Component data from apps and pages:
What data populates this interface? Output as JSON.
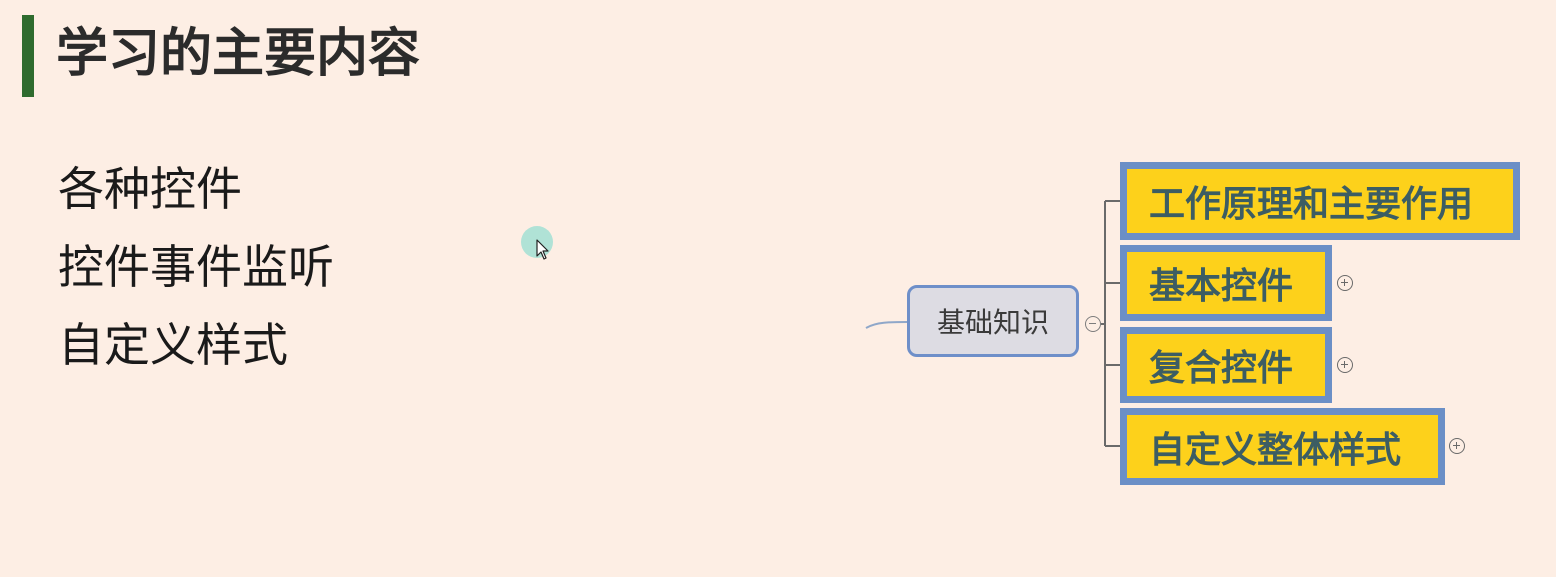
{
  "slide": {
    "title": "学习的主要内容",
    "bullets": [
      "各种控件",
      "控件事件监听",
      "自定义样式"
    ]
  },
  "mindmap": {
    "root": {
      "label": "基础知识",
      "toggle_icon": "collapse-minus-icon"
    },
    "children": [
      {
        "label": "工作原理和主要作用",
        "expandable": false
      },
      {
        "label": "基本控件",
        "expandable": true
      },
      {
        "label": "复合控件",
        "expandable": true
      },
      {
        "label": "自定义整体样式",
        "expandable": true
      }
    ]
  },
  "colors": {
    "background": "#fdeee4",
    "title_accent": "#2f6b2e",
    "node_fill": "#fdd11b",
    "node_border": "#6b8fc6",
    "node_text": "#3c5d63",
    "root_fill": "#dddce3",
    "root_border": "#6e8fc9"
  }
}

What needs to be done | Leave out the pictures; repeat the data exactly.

The answer |
What data populates this interface? Output as JSON.
{
  "slide": {
    "title": "学习的主要内容",
    "bullets": [
      "各种控件",
      "控件事件监听",
      "自定义样式"
    ]
  },
  "mindmap": {
    "root": {
      "label": "基础知识",
      "toggle_icon": "collapse-minus-icon"
    },
    "children": [
      {
        "label": "工作原理和主要作用",
        "expandable": false
      },
      {
        "label": "基本控件",
        "expandable": true
      },
      {
        "label": "复合控件",
        "expandable": true
      },
      {
        "label": "自定义整体样式",
        "expandable": true
      }
    ]
  },
  "colors": {
    "background": "#fdeee4",
    "title_accent": "#2f6b2e",
    "node_fill": "#fdd11b",
    "node_border": "#6b8fc6",
    "node_text": "#3c5d63",
    "root_fill": "#dddce3",
    "root_border": "#6e8fc9"
  }
}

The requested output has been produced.